MTPR

Michael Garrity

The Park Creek Fire perimeter overlaid on top of the Stonewall Vegetation project map.
Inciweb

The U.S. Forest Service says additional analysis is needed for a forestry project near Lincoln in the aftermath of last summer’s wildfires.

When the Park Creek and Arrastra wildfires merged into one big fire last August, it burned more than half of the Stonewall Vegetation Project-area northwest of Lincoln.

The Southwestern Crown Collaborative visits a burn site from the Rice Ridge Fire near Seeley Lake.
Brittany Greeson, Crossing The Divide

Wildfires burned more than a million acres across Montana this year, making it one of the most expensive fire seasons since 1999. While the smoke has cleared, the debate over wildfires and forest management is ongoing. Some Montana lawmakers are blaming what they call "environmental extremists" who've managed to stop some logging. But ecologists say it's more complicated than that. In an effort to learn how to live with wildfires, the Southwestern Crown Collaborative is one group trying to find common ground.

The Park Creek Fire north of Lincoln, summer 2017.
Inciweb

In a visit to the Lolo Peak Fire command post last week, a delegation of cabinet secretaries and Montana’s Republican representatives in Congress made it clear who they think is to blame for the devastating wildfires here in recent years.

"We’re tied up in knots through extensive and ridiculous permitting processes, and frivolous lawsuits from environmental extremists," says Congressman Greg Gianforte.

We’re going to hear from one of the people Gianforte calls an extremist in a moment. He’s the man behind the lawsuit Gianforte is complaining about here:

Ruling Reverses 'Threatened' Classification For Cabinet-Yaak Grizzlies

Aug 23, 2017
Grizzly bear.
(PD)

A judge has ruled a small population of grizzly bears in Montana and Idaho near the Canadian border can be considered "endangered" even if they are not "on the brink of extinction."

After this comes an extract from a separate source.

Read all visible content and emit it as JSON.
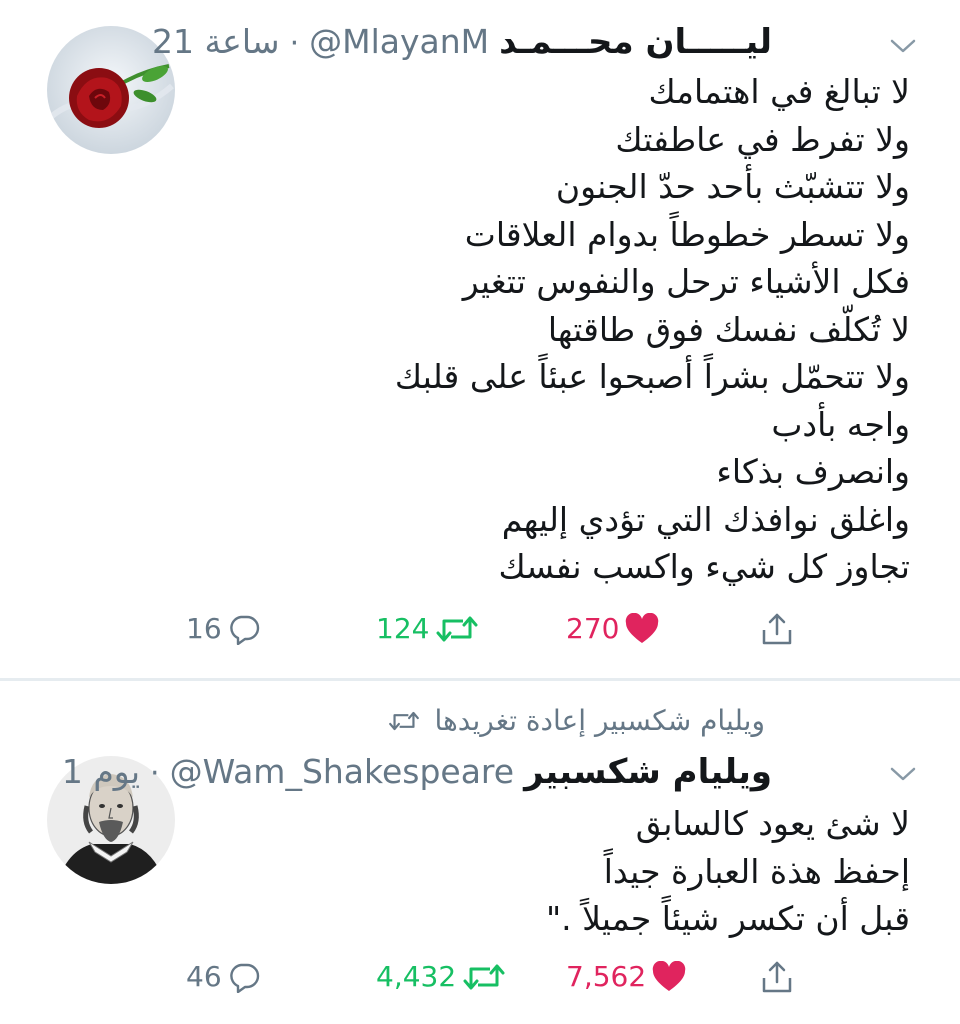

U.S. District Judge Dana Christensen's order Monday reversed the 2014 re-classification by U.S. wildlife officials for the 40 to 50 bears of the Cabinet-Yaak bear population under the federal Endangered Species Act.

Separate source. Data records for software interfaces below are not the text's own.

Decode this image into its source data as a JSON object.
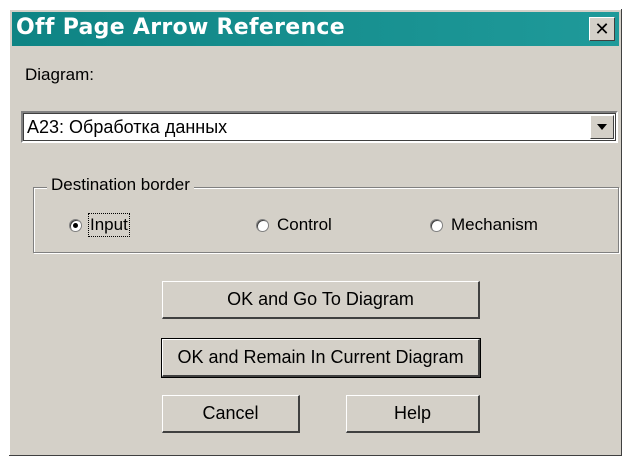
{
  "window": {
    "title": "Off Page Arrow Reference",
    "close_glyph": "✕"
  },
  "diagram": {
    "label": "Diagram:",
    "selected_value": "A23:  Обработка данных"
  },
  "destination": {
    "group_label": "Destination border",
    "options": [
      {
        "label": "Input",
        "checked": true
      },
      {
        "label": "Control",
        "checked": false
      },
      {
        "label": "Mechanism",
        "checked": false
      }
    ]
  },
  "buttons": {
    "ok_go": "OK and Go To Diagram",
    "ok_remain": "OK and Remain In Current Diagram",
    "cancel": "Cancel",
    "help": "Help"
  },
  "colors": {
    "titlebar": "#0e8484",
    "face": "#d4d0c8"
  }
}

A group founded by a state representative claimed on social media that he was threatened during a committee hearing at the Capitol Monday. But others at the same hearing say they heard no threats.

Citizens for Balanced Use posted on Facebook Monday night that Representative Kerry White, a Bozeman Republican, was threatened by environmentalists during a public comment period on a resolution he proposed.

Pages